Like John said PS is one of the hardest programs to learn and keep up at. If you walk away from it for a while it will take a while to get back to the level you were. Any training you can get is a big plus and as I am tyoing this I just remebered that I have a DVD that teaches you how to use CS1 or 2. You can borrow that too if you want.

Let me know, you know how to reach me ;-)

PS two 19" monitors work great for PS

Red_Chili
11-21-2007, 08:39 AM
Actually, 1/4 of PS would be desirable. The cost of Elements plus Gimp might be Forrest walking away because it is all overwhelming!

Very informative. Root, let me know how to get Elements from you. And y'all, let me know when / where the class is!

Uncle Ben
11-21-2007, 09:09 AM
And y'all, let me know when / where the class is!

Bill, I assure you, you have more class than you could ever get from one of "us all!" ;)

Red_Chili
11-21-2007, 10:05 AM
[snort]
That is a sad commentary on the rest of y'all!! :lmao:

Hulk
11-26-2007, 01:20 AM
I'm pretty adept at Photoshop as well. I'd be glad to be Mr. Root's assistant teacher in a Photoshop class.

To be a true illustrator on the computer, you'll need to learn more than Photoshop. It would be good to learn Adobe Illustrator as well. Photoshop is pixels; Illustrator is vectors. The two programs have started to overlap somewhat, but it's still a good idea to know both of them.

Start with Photoshop. Illustrator is even harder to learn, IMHO.
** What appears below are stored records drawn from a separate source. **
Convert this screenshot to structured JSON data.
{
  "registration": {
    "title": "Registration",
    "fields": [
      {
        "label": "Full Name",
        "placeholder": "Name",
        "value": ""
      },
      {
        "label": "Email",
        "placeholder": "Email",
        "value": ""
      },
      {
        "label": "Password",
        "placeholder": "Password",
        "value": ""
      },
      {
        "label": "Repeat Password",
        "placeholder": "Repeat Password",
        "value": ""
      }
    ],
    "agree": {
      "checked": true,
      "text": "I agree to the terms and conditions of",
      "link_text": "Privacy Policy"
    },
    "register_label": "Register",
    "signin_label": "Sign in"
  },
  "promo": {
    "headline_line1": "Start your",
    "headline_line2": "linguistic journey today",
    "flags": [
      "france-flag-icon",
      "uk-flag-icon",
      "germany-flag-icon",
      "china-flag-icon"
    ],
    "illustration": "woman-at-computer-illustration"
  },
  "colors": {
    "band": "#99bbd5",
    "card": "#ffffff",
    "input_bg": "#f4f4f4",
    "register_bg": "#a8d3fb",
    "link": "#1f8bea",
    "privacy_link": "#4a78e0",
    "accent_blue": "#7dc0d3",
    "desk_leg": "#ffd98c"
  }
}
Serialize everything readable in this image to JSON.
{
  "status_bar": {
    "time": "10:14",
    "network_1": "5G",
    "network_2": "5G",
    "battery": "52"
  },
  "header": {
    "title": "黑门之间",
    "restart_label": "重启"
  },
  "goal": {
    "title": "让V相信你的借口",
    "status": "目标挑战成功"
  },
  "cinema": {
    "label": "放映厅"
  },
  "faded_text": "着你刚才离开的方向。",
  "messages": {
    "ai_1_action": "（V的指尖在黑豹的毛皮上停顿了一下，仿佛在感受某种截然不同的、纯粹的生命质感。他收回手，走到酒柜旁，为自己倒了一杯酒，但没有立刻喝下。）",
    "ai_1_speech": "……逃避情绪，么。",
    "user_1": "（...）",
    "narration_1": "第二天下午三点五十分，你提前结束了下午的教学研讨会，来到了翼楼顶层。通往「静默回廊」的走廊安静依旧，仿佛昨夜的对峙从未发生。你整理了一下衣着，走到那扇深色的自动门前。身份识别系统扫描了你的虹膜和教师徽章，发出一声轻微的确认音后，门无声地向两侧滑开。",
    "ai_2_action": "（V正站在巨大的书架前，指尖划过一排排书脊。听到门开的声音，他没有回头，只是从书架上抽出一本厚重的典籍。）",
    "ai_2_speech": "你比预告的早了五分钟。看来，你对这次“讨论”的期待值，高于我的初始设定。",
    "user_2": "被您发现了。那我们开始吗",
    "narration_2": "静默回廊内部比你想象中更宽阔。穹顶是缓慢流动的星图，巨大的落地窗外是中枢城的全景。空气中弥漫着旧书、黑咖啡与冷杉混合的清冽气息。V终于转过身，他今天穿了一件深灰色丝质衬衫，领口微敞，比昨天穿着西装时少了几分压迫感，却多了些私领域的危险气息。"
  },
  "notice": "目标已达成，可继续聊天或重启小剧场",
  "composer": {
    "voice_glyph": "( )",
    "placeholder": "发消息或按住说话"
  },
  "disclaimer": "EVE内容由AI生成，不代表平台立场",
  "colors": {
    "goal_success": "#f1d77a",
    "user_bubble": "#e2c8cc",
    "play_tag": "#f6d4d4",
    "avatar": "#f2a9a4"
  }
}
Mac vs. PC -- I no longer have a preference. I have one of each on my desk. The program is the same. You can get nearly every font for either machine, and usually the same fonts will work on either platform these days. If you have a PC, it is certainly not necessary to buy a Mac to learn Photoshop. The key commands are the same on both platforms, so if he wants to switch at some later time, he won't have to relearn the program at all.

It's also not necessary to use the latest version of Photoshop to learn the program. Look on eBay, and you can usually find earlier, fully licensed versions that will work really well. I would say that Photoshop 5.5 and newer would work just fine -- I think I''ve used every version since Photoshop 4.0.

The student versions are a great deal. A friend of mine who is a professional photographer took some Photoshop and Design classes, and used a web site to buy the software at bargain prices. He just faxed them a copy of his current student ID and then they fulfilled his order. If you want, I can ask him what web site he ordered from.

Red_Chili
11-26-2007, 07:41 AM
Great info! My wife who heard that a Mac was far superior (one from an Apple salesman, and another from an artist Mac devotee, go figger) will be comforted to know that.

My boss is a student currently and he is happy to purchase what I need for Forrest, since obviously Forrest is still a student. Root, I would like to figure out how to get the copy of Elements from you, maybe at the next meeting?